The second message related to my own Judaism. Before reading Us and Them I had a hard time explaining this to others. Is Jewishness a statement of ethnicity? Well, yes, in that it has rather strict rules about who is a Jew, who isn’t, proscriptions on intermarriage and so on. But, on the other hand, no – there are Jews of every skin colour, from lily white to deepest black, and, confusingly, whereas the ethnicity of Jews is discernible genetically, they are also genetically close to the societies in which they find themselves. But is Jewishness a religion? Well, yes, plainly. But as Jonathan Freedland explains in his book Jacob’s Gift, it is perfectly possible – even entirely reasonable – to be an atheist as well as a practicing Jew, and as we all know, practice makes perfect. Such a stance is just about inconceivable in Islam or Christianity. If Judaism is a religion, it’s a very odd one.
All such difficulties are swept away once one considers Judaism as tribal – an in-group with its own codes of dress, of language, of ways of doing things. But once you go that far, then practically every group activity is tribal.
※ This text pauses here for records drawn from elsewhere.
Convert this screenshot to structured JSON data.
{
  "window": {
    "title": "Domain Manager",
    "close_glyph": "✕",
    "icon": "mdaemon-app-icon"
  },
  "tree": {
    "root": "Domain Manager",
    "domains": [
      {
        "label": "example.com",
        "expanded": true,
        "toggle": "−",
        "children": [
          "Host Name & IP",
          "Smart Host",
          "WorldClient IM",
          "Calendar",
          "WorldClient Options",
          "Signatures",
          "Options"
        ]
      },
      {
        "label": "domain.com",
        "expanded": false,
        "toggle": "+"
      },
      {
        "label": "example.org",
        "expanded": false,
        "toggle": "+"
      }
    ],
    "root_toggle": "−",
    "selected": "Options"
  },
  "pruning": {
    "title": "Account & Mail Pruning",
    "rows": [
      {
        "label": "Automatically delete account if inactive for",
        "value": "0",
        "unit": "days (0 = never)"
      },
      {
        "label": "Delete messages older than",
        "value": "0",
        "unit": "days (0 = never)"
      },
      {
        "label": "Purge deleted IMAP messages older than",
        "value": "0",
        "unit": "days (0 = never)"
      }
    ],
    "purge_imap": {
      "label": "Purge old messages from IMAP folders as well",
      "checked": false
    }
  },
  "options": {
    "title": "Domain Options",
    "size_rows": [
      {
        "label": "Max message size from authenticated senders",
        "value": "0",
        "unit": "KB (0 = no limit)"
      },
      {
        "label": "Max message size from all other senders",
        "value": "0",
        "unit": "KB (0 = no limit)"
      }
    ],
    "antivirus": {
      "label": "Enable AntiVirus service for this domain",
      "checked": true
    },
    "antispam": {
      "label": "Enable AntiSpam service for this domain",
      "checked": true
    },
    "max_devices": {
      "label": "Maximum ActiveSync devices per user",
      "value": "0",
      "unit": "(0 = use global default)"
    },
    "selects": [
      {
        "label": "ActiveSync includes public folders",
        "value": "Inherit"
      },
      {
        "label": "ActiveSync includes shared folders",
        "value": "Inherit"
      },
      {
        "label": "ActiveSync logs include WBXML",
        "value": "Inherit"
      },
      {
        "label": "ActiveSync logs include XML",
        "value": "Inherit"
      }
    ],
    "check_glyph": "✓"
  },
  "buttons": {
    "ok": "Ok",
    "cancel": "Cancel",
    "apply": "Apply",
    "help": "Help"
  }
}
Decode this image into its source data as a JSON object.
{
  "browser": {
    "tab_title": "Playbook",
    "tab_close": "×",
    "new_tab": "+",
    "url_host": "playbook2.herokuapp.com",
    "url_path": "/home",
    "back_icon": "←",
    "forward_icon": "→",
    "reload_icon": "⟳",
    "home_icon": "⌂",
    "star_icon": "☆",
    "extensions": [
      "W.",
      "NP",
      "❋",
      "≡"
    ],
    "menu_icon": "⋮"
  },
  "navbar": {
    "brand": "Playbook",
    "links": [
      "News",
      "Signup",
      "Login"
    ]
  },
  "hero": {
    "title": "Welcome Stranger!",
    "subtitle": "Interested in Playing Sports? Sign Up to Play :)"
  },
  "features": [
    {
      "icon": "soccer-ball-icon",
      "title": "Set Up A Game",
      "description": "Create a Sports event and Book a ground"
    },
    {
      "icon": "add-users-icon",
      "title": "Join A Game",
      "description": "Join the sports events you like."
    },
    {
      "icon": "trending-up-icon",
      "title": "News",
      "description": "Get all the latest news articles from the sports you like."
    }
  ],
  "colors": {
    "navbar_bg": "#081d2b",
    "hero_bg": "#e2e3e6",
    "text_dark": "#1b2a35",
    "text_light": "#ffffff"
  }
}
A typical tribal response is to launch salvoes of complaint if the tribe perceives itself as under attack. I’ve done this myself – I too am human – but I have encountered some telling examples in my capacity as the editor of Futures, the weekly SF stream at Your Favourite etcetera etcetera. A story we published that poked gentle fun at transubstantiation provoked an irate response – which was as nothing to the high-fiving d00dsplaining douchebaggery that spewed forth from a well-known Minnesota blogevangelist when we published a story which (in the tribal mind) imagined a society in which militant atheism ruled the roost and expunged belief by force. Quite apart from the failure of all concerned to understand that the views expressed by characters in stories need have nothing to do with the views of the author, or the editor, never mind that these views have every right to be held, one could, as if at the wrong end of the telescope, see nothing more than two tribes, neither more or less equal to the other.
And, what the heck, these are just stories – whether SF; the tale we’ve just celebrated in which angels of death pass over the houses of the Israelites, looking for Egyptians to smite with plagues of lawnmowers and all-you-can-eat KFC bargain buckets; the one I saw described recently as the cult in which adherents symbolically consume the flesh and blood of their own maimed and tortured God; notwithstanding inasmuch as which the spectacle from which adherents derive almost ecstatic satisfaction from a ritual, with its arcane rules comprehensible only to
Level-Five Operating Thetans initiates – the Offside Rule, anyone? - in which young men kick a ball round a field. It’s tribal. And despite the efforts of churchmen and He Who Must Not Be Named alike to urge us to transcend this corporeal estate, we cannot help it – it’s only human.